Identifying children at high risk for overweight at school entry by weight gain during the first 2 years

Arch Pediatr Adolesc Med. 2004 May;158(5):449-52. doi: 10.1001/archpedi.158.5.449.


Objective: To assess the best anthropometric predictor from birth to 2 years for later overweight, based on recent studies reporting that large infant weight or length gain predicts subsequent overweight.

Design: Retrospective cohort study.

Setting: Southern Germany.

Participants: German children (n = 4235) aged 5.0 to 6.9 years.

Main outcome measures: Overweight at school entry was defined according to sex- and age-specific body mass index cutpoints proposed by the International Obesity Task Force. Weight, length, body mass index, and ponderal index differences between birth, 6 months, 12 months, and 24 months of age were compared by receiver operating characteristic curves and predictive values.

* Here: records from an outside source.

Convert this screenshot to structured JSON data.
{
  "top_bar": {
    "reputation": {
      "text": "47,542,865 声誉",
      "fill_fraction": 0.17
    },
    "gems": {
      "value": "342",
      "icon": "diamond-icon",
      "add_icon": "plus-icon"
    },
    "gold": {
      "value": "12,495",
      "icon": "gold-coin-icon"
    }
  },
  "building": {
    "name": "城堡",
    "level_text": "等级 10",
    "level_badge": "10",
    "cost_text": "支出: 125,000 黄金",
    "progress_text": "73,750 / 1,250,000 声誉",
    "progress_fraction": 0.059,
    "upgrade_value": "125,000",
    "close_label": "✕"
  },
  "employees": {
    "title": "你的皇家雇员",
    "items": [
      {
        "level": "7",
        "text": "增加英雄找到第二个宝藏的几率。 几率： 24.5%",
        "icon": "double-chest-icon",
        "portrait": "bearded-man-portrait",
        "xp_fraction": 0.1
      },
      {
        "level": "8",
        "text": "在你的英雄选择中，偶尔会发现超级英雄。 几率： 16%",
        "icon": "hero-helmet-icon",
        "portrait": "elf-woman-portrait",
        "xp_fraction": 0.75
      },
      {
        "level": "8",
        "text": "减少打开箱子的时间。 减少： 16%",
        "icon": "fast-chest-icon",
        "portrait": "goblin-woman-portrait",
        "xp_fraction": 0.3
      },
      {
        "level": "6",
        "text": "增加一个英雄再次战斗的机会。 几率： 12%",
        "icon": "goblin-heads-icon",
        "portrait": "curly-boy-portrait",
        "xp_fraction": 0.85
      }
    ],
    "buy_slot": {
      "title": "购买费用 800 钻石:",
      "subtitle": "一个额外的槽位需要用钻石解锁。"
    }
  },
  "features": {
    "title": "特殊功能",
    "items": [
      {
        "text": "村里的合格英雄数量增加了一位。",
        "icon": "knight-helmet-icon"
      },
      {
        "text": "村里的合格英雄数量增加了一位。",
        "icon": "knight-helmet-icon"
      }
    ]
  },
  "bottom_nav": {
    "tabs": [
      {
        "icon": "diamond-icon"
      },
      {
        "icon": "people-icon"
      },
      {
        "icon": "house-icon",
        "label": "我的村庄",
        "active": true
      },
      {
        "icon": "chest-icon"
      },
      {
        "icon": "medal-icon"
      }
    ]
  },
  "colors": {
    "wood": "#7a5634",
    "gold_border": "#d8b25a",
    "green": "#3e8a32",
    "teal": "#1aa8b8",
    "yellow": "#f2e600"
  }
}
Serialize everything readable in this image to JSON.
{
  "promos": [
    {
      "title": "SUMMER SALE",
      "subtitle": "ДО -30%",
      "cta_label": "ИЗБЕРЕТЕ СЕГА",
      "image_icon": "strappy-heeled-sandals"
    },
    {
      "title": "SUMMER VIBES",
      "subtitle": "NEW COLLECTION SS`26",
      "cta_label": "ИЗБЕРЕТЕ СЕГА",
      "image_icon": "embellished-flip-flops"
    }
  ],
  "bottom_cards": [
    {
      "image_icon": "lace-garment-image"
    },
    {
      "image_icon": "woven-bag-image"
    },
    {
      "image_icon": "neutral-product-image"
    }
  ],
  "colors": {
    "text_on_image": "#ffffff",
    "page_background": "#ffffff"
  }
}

Results: For all variables, the largest area under the receiver operating characteristic curve was observed with a 24-month follow-up: 0.76 (95% confidence interval [CI], 0.74-0.79) for weight, 0.70 (95% CI, 0.67-0.72) for body mass index, and 0.58 (95% CI, 0.55-0.61) for length gain. The highest Youden index ([sensitivity plus specificity] minus 1) for weight gain from birth to 24 months (41%) was attained for a cutpoint of 9764 g, with a corresponding positive likelihood ratio of 2.39 (95% CI, 2.20-2.59) and positive predictive value of 19% (95% CI, 17%-21%), despite an odds ratio of 5.7 (95% CI, 4.5-7.1).

Conclusions: Weight gain from birth to 24 months was the best overall predictor of later overweight compared with other anthropometric markers and intervals. However, the corresponding poor positive predictive value suggests that only 1 of 5 children with a large weight gain in the first 2 years is overweight at school entry and reflects an insufficient predictability in the general population.

Publication types

  • Research Support, Non-U.S. Gov't

MeSH terms

  • Body Mass Index
  • Child
  • Child, Preschool
  • Female
  • Germany / epidemiology
  • Humans
  • Infant
  • Male
  • ROC Curve
  • Retrospective Studies
  • Risk Assessment
  • Sensitivity and Specificity
  • Weight Gain*